The Low-down on Ulster’s New Signings
The low-down: An important signing as Ulster could definitely do with another leader in the pack – someone who brings experience and, equally as important, a bit of edge to the young squad.
Carter is a totemic figure for the Brumbies and a born leader, being named co-captain along with Christian Leali’ifano. Following in the footsteps of his famous father, David Carter, he has won 16 caps for the Wallabies.
He is what you might call an ‘old-school’ second-row. He carries aggressively over the ‘hard-yards’ and has had one of the top tackle-counts for each of the past number of seasons. He has a relentless work ethic and is extremely useful at the set-piece.
Carter’s playing style bears more resemblance to Johann Muller than Iain Henderson. He puts in the important, unglamorous work in the engine room, tirelessly hammering away at the breakdown coalface. He is Mr Consistency and hasn’t had many major injury problems over the past few years. All signs point to this being a brilliant signing for Ulster.
The low-down: Given the nature of modern rugby, it pays to have versatile players. Addison has been a revelation for Ulster since his arrival as a utility back. Let’s hope Faddes can replicate his success in an Ulster jersey (particularly as Ulster will be without Stockdale and Addison for the start of the season).
Like Addison, Faddes is a quick and agile back who has an eye for a gap in the opposition defence. He has played international Sevens rugby for New Zealand and has become a cult hero at Otago for his skilful and creative playing style. However, like so many cult heroes, Faddes’ career has been plagued by inconsistency – capable of great bits of skill but most definitely a ‘confidence player’, prone to go through the occasional patch of poor form.
Reassuringly, there are highlights packages of him on YouTube showing that he is capable of being a potent attacking threat. Granted, anyone can look good in a montage of their ‘best bits’ but, if nothing else, he looks like a player who will be fun to watch and bring a few moments of excitement to the Kingspan. This will be a case of ‘In Bryn We Trust’ and Ulster fans should be hopeful considering Cunningham’s ability to identify and recruit good quality backs ‘Moneyball’ style.

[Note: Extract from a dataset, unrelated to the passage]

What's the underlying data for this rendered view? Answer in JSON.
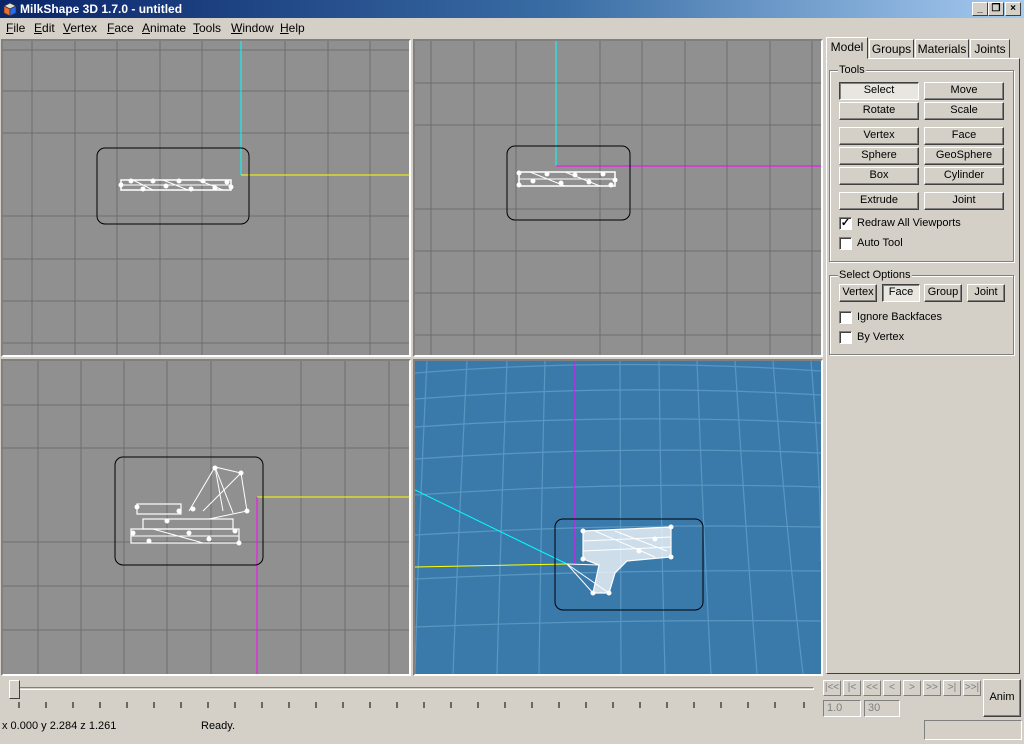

The low-down: Props who claim to be able to play on both sides of the scrum should be treated with suspicion. Remember Tom Court? Sometimes it’s better to stick to what you’re good at.
Ulster have needed to bolster their front row options for some time now and their track record of recruitment in this area hasn’t exactly been great. At 6’3” and 21 stone, Milanisovic certainly looks the part (although so did Rodney Ah You and Van der Merwe).
Due to injury and competition, he hasn’t played a huge amount of rugby which has limited his development. By all accounts, he is both ‘big’ and ‘strong’ – words often used to describe props who have yet to develop technique. However, under the expert tutelage of McFarland – who specialises in getting the best from the ‘tight five’ – it’s possible that Milanisovic, who has all the requisite physical attributes, could be moulded into a force to be reckoned with.
In the few times I’ve seen him, he has been solid if unspectacular – not a bad thing for a prop who’s only 26 (props, as we all know, are born in their late 20s). He will add some depth and much needed competition to the front row department. Unfortunately, Ulster’s current back-up options – Warwick, McCall and Kane – are not at the level Ulster need and O’Toole needs a few more years to develop.
In other news, Ulster fans should join together and pray that the rumours about Jack McGrath’s move up North are true. If they are, it looks like Ulster will finally have the formidable front row club they have been lacking and it is hoped Milanisovic will play a key role in this